Yes, a play on the title of the 2011 movie "Tinker, Tailor, Soldier, Spy," to describe a day in the life of a right whale researcher. The first job of the research day is to check the boat (our beloved Nereid is a 29' Dyer), making sure all the fluids are full and the engine is in mechanical order for the day. Then, once the team has loaded and stowed our gear onboard, one of us takes the helm to safely navigate the Nereid out the Lubec Channel, across the Grand Manan Channel and into the Bay of Fundy- a journey of two hours in duration, sometimes in thick fog. During our beeline transit into the Bay, our team is at work and on watch for marine creatures. Once we get into the Bay, we start our tracklines and hopefully encounter right whales, when we can essentially spy on their behavior.

The Nereid heads out with the sunrise for a day of surveying! Photos: Marianna Hagbloom

During a survey earlier this month, our research was interrupted by the few words you never want to hear or say on a boat; "I smell something burning!" Monica, our most experienced tinkerer and boat captain, was on watch; I called to her and told her what had been said.  She scrambled back from the bow to troubleshoot the problem. We used our noses to try and isolate the source of the burning smell - was it electrical, rubber, plastic??? Kelsey was at the helm and quickly shut down everything electrical- the engine, computer, radar, GPS navigation unit. As we lifted up the engine hatch, the smell became much stronger.

Monica and Moe, determining the source of the problem.

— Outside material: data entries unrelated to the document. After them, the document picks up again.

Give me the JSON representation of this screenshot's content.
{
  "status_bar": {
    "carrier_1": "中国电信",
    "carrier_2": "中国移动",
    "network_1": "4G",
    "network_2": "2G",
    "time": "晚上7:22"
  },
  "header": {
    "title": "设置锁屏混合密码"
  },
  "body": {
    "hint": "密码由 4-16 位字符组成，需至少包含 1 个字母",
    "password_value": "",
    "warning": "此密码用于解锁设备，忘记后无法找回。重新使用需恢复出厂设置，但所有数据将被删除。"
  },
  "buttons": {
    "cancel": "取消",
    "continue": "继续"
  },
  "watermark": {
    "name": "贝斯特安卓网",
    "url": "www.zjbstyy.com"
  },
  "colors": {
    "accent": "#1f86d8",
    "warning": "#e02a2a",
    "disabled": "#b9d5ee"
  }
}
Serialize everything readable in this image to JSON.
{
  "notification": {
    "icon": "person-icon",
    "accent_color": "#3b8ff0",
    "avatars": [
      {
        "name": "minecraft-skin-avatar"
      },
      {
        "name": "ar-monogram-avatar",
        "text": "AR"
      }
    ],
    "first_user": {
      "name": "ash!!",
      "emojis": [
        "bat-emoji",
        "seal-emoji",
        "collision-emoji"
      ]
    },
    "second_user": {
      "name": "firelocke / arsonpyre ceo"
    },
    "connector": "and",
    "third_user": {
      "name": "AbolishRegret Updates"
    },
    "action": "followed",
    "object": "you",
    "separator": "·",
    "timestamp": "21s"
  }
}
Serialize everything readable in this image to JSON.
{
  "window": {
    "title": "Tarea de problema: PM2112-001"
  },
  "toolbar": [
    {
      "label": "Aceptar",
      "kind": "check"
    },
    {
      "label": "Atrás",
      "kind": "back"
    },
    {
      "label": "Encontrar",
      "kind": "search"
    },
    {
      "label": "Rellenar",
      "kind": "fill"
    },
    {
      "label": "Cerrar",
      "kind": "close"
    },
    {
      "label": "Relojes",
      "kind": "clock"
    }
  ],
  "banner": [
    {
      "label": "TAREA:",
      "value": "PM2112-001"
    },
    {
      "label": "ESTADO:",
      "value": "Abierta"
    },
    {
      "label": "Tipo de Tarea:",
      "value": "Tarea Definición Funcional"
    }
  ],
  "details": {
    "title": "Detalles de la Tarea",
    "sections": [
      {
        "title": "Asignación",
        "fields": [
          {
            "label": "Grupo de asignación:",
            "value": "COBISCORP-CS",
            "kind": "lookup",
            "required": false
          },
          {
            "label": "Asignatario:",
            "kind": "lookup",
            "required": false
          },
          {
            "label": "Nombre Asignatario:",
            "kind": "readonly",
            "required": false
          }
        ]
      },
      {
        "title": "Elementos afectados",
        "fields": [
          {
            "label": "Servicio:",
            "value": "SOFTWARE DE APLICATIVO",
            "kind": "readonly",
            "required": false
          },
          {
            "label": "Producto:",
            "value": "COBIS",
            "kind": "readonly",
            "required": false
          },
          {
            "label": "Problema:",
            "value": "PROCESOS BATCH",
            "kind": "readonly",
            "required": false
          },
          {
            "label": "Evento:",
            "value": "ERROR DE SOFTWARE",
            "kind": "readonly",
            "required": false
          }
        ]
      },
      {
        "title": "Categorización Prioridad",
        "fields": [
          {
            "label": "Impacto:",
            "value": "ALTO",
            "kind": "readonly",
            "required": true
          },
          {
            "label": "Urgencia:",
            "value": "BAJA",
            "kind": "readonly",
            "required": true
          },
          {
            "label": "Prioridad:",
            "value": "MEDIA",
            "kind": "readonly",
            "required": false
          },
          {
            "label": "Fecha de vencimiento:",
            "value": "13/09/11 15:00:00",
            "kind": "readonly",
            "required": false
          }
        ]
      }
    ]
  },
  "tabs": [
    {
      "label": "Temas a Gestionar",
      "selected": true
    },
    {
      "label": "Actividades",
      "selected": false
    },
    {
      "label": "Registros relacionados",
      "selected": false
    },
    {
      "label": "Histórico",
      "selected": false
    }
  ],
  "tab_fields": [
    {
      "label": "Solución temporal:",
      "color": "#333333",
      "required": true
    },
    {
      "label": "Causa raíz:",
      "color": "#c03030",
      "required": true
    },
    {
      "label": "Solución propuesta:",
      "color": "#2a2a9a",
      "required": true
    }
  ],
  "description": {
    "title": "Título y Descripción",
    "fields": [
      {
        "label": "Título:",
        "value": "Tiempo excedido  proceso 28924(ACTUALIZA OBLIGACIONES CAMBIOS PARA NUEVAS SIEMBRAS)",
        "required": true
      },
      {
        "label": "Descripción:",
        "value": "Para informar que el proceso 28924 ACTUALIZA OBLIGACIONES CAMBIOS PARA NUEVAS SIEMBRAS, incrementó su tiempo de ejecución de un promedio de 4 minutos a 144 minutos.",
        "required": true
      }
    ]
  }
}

We narrowed down the source of the smell to either the alternator or the alternator belt. After more tinkering and discussion, we realized that the alternator belt was rubbing up against a bolt on the engine. Luckily for us, the weather was very calm, and although we really didn't want to start taking things apart at sea, we didn't want to lose the rest of our survey day to motoring home early, or worse- the need for a tow.  As Monica says, there are a few breakdowns you don't want to get towed in for, and one of those is for the alternator belt. Always prepared for the worst, we never leave the dock without a variety of extra parts on board. We found our spare alternator belt and consulted our log book for the details of the last time we had to change the belt, back in 2009. Monica is an ace with a wrench, but had not changed the belt on the Nereid before, and I am an amateur at best with a wrench, but had helped with the last belt replacement in 2009.  And so we put our knowledge together while the rest of the crew napped, ate, and/or looked on with amusement admiration. With a little bit of straining, grunting, and mild cursing we managed to remove the old belt, which turned out to be quite worn on closer inspection.

An unidentified crew member finds a comfortable napping spot.

The new belt was fitted into place around the pulleys, making sure that it was well-seated in the grooves. When Kelsey started the engine and revved the Nereid back up to speed, the smell was gone! Everything was working well. We lost just under two hours of survey time due to our breakdown, and although the right whales eluded us for the rest of the day, we were pretty pleased at that our tinkering talents had let us keep sailing for the day. If you want to learn more about alternators and alternator belts try this link, however, always easier in a garage than at sea!

Monica and Moe get the new belt in place, and we're good to go!

- Moe